BEGIN PROVIDED RECORDS
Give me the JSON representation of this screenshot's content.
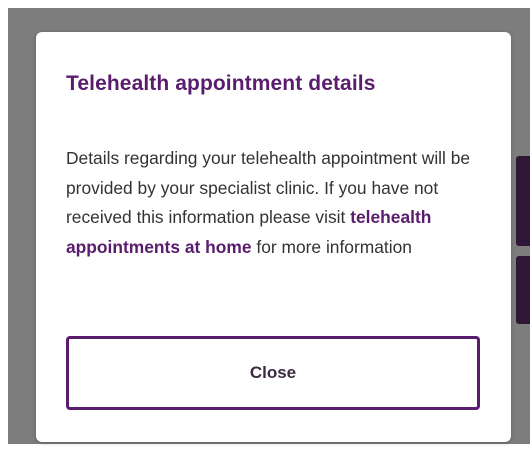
{
  "modal": {
    "title": "Telehealth appointment details",
    "body": {
      "text_before": "Details regarding your telehealth appointment will be provided by your specialist clinic. If you have not received this information please visit",
      "link_text": "telehealth appointments at home",
      "text_after": "for more information"
    },
    "close_label": "Close"
  },
  "colors": {
    "accent": "#5a1d6e",
    "overlay": "#7d7d7d",
    "body_text": "#333333"
  }
}
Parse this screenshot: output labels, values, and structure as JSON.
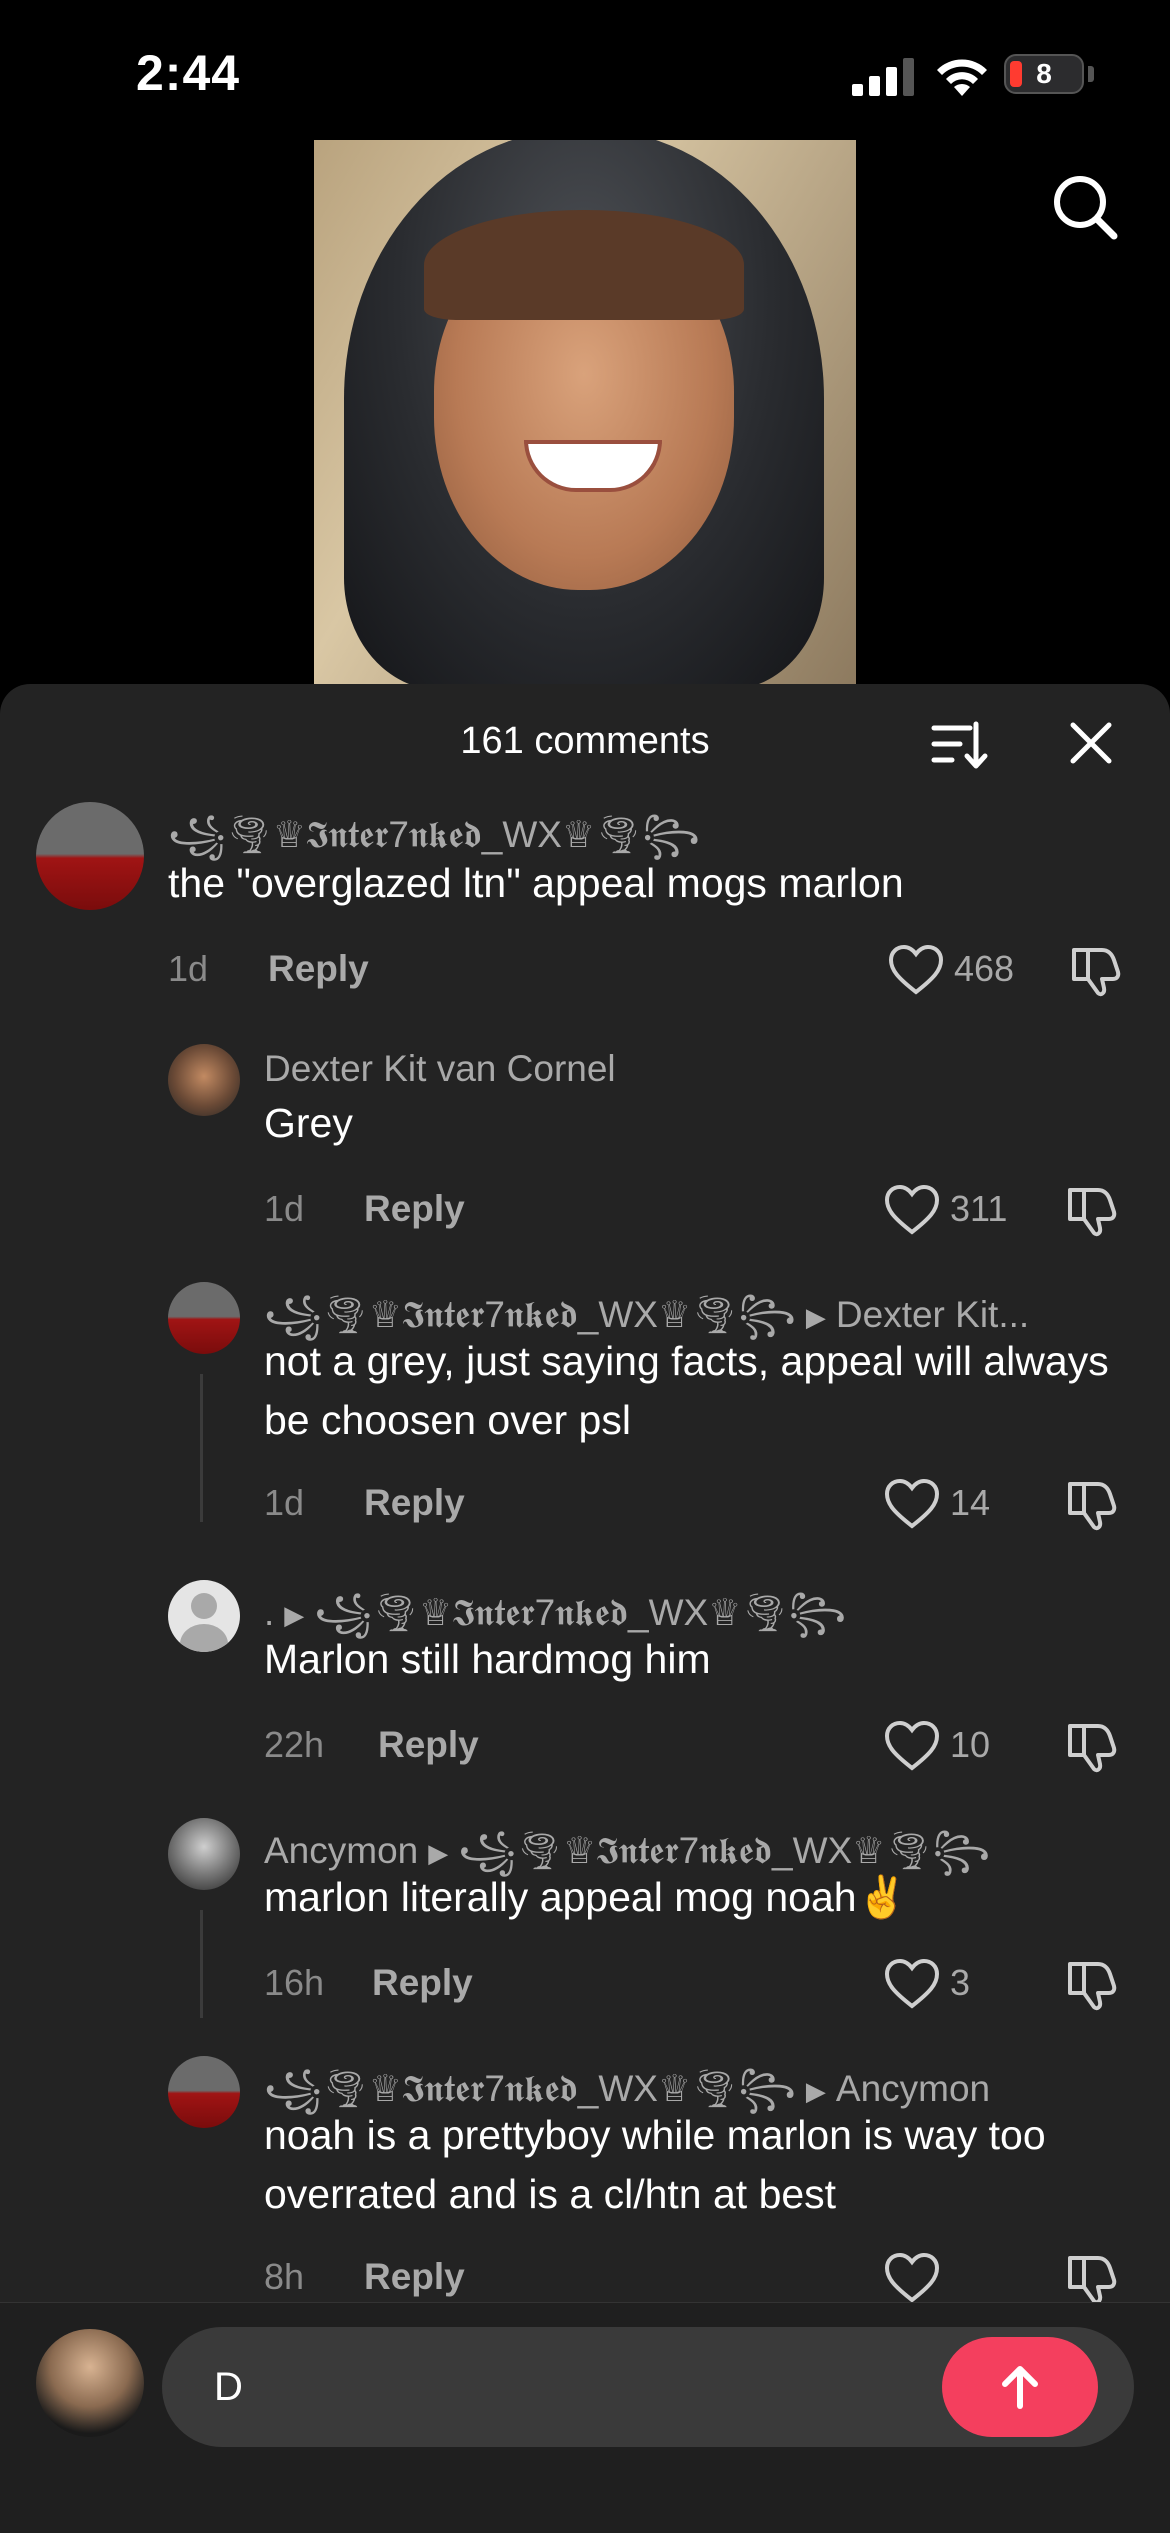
{
  "status_bar": {
    "time": "2:44",
    "battery": "8"
  },
  "sheet": {
    "comment_count": "161 comments"
  },
  "comments": [
    {
      "username": "꧁🌪♕𝕴𝖓𝖙𝖊𝖗7𝖓𝖐𝖊𝖉_WX♕🌪꧂",
      "text": "the \"overglazed ltn\" appeal mogs marlon",
      "time": "1d",
      "reply": "Reply",
      "likes": "468"
    },
    {
      "username": "Dexter Kit van Cornel",
      "text": "Grey",
      "time": "1d",
      "reply": "Reply",
      "likes": "311"
    },
    {
      "username": "꧁🌪♕𝕴𝖓𝖙𝖊𝖗7𝖓𝖐𝖊𝖉_WX♕🌪꧂",
      "reply_to": "Dexter Kit...",
      "text": "not a grey, just saying facts, appeal will always be choosen over psl",
      "time": "1d",
      "reply": "Reply",
      "likes": "14"
    },
    {
      "username": ".",
      "reply_to": "꧁🌪♕𝕴𝖓𝖙𝖊𝖗7𝖓𝖐𝖊𝖉_WX♕🌪꧂",
      "text": "Marlon still hardmog him",
      "time": "22h",
      "reply": "Reply",
      "likes": "10"
    },
    {
      "username": "Ancymon",
      "reply_to": "꧁🌪♕𝕴𝖓𝖙𝖊𝖗7𝖓𝖐𝖊𝖉_WX♕🌪꧂",
      "text": "marlon literally appeal mog noah✌️",
      "time": "16h",
      "reply": "Reply",
      "likes": "3"
    },
    {
      "username": "꧁🌪♕𝕴𝖓𝖙𝖊𝖗7𝖓𝖐𝖊𝖉_WX♕🌪꧂",
      "reply_to": "Ancymon",
      "text": "noah is a prettyboy while marlon is way too overrated and is a cl/htn at best",
      "time": "8h",
      "reply": "Reply",
      "likes": ""
    }
  ],
  "composer": {
    "value": "D"
  },
  "colors": {
    "accent": "#f43f5e",
    "sheet_bg": "#232323",
    "secondary_text": "#a9a9a9"
  }
}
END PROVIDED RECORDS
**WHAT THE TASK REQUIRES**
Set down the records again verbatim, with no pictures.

**WRITTEN REPLY**
Give me the JSON representation of this screenshot's content.
{
  "modal": {
    "title": "Telehealth appointment details",
    "body": {
      "text_before": "Details regarding your telehealth appointment will be provided by your specialist clinic. If you have not received this information please visit",
      "link_text": "telehealth appointments at home",
      "text_after": "for more information"
    },
    "close_label": "Close"
  },
  "colors": {
    "accent": "#5a1d6e",
    "overlay": "#7d7d7d",
    "body_text": "#333333"
  }
}
Parse this screenshot: output labels, values, and structure as JSON.
{
  "status_bar": {
    "time": "2:44",
    "battery": "8"
  },
  "sheet": {
    "comment_count": "161 comments"
  },
  "comments": [
    {
      "username": "꧁🌪♕𝕴𝖓𝖙𝖊𝖗7𝖓𝖐𝖊𝖉_WX♕🌪꧂",
      "text": "the \"overglazed ltn\" appeal mogs marlon",
      "time": "1d",
      "reply": "Reply",
      "likes": "468"
    },
    {
      "username": "Dexter Kit van Cornel",
      "text": "Grey",
      "time": "1d",
      "reply": "Reply",
      "likes": "311"
    },
    {
      "username": "꧁🌪♕𝕴𝖓𝖙𝖊𝖗7𝖓𝖐𝖊𝖉_WX♕🌪꧂",
      "reply_to": "Dexter Kit...",
      "text": "not a grey, just saying facts, appeal will always be choosen over psl",
      "time": "1d",
      "reply": "Reply",
      "likes": "14"
    },
    {
      "username": ".",
      "reply_to": "꧁🌪♕𝕴𝖓𝖙𝖊𝖗7𝖓𝖐𝖊𝖉_WX♕🌪꧂",
      "text": "Marlon still hardmog him",
      "time": "22h",
      "reply": "Reply",
      "likes": "10"
    },
    {
      "username": "Ancymon",
      "reply_to": "꧁🌪♕𝕴𝖓𝖙𝖊𝖗7𝖓𝖐𝖊𝖉_WX♕🌪꧂",
      "text": "marlon literally appeal mog noah✌️",
      "time": "16h",
      "reply": "Reply",
      "likes": "3"
    },
    {
      "username": "꧁🌪♕𝕴𝖓𝖙𝖊𝖗7𝖓𝖐𝖊𝖉_WX♕🌪꧂",
      "reply_to": "Ancymon",
      "text": "noah is a prettyboy while marlon is way too overrated and is a cl/htn at best",
      "time": "8h",
      "reply": "Reply",
      "likes": ""
    }
  ],
  "composer": {
    "value": "D"
  },
  "colors": {
    "accent": "#f43f5e",
    "sheet_bg": "#232323",
    "secondary_text": "#a9a9a9"
  }
}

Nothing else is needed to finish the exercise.